“The former judge is a surprising co-counsel to Neal Katyal, the well-known Supreme Court litigator… Luttig told me that he signed on as Katyal’s co-counsel because he regards Moore v. Harper as ‘without question the most significant case in the history of our nation for American democracy.’”
Said Luttig: “Legally, it’s the whole ballgame.”
“Federal officials working on the government response to Covid-19 made well-timed financial trades when the pandemic began—both as the markets plunged and as they rallied,” the Wall Street Journal reports.

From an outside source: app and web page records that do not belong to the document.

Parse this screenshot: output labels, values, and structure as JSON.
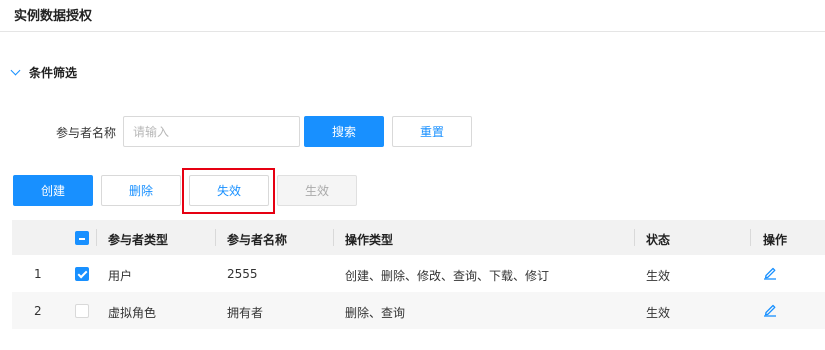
{
  "page": {
    "title": "实例数据授权"
  },
  "filter": {
    "title": "条件筛选",
    "field_label": "参与者名称",
    "placeholder": "请输入",
    "value": "",
    "search_label": "搜索",
    "reset_label": "重置"
  },
  "toolbar": {
    "create_label": "创建",
    "delete_label": "删除",
    "deactivate_label": "失效",
    "activate_label": "生效"
  },
  "table": {
    "columns": [
      "参与者类型",
      "参与者名称",
      "操作类型",
      "状态",
      "操作"
    ],
    "rows": [
      {
        "index": "1",
        "checked": true,
        "type": "用户",
        "name": "2555",
        "ops": "创建、删除、修改、查询、下载、修订",
        "status": "生效"
      },
      {
        "index": "2",
        "checked": false,
        "type": "虚拟角色",
        "name": "拥有者",
        "ops": "删除、查询",
        "status": "生效"
      }
    ]
  },
  "colors": {
    "primary": "#1890ff",
    "highlight": "#e60012"
  },
  "icons": {
    "collapse": "chevron-down-icon",
    "edit": "edit-icon"
  }
}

“More than 500 retired U.S. military personnel — including scores of generals and admirals — have taken lucrative jobs since 2015 working for foreign governments, mostly in countries known for human rights abuses and political repression”, according to a Washington Post investigation.
“Most of the retired U.S. personnel have worked as civilian contractors for Saudi Arabia, the United Arab Emirates and other Persian Gulf monarchies, playing a critical, though largely invisible, role in upgrading their militaries.”
“The country’s largest online source of JFK assassination records is suing President Joe Biden and the National Archives to force the federal government to release all remaining documents related to the most mysterious murder of a U.S. president nearly 60 years ago,” NBC News reports.
Sen. Chuck Grassley (R-IA) claims the FBI is in possession of “voluminous evidence” of “potential criminal conduct” by Hunter Biden related to his overseas business dealings with China and Ukraine, the Washington Examiner reports.
Remote work likely contributed to a mini-baby boom in 2021 among women in the U.S. — a reversal of a years-long decline in the birth rate, according to a working paper published by three economists this week, Axios reports.
The state of Texas is sending public school students home with DNA kits designed to help their parents identify their children “in case of an emergency,” NBC News reports.
The law requiring the indentification kits passed after eight students and two teachers were shot and killed inside Santa Fe High School in Santa Fe, Texas.
Rep. Madison Cawthorn (R-NC) is scheduled to appear in court January 13 in the case stemming from his bringing a loaded handgun to the Charlotte airport, the Charlotte Observer reports.
“James Bullard, the president of the Federal Reserve Bank of St. Louis, spoke last Friday at an off-the-record, invitation-only forum held by Citigroup, and open to clients,” the New York Times reports.
New York City Mayor Eric Adams (D) announced that Diwali will become a public school holiday in New York City starting next year, Axios reports.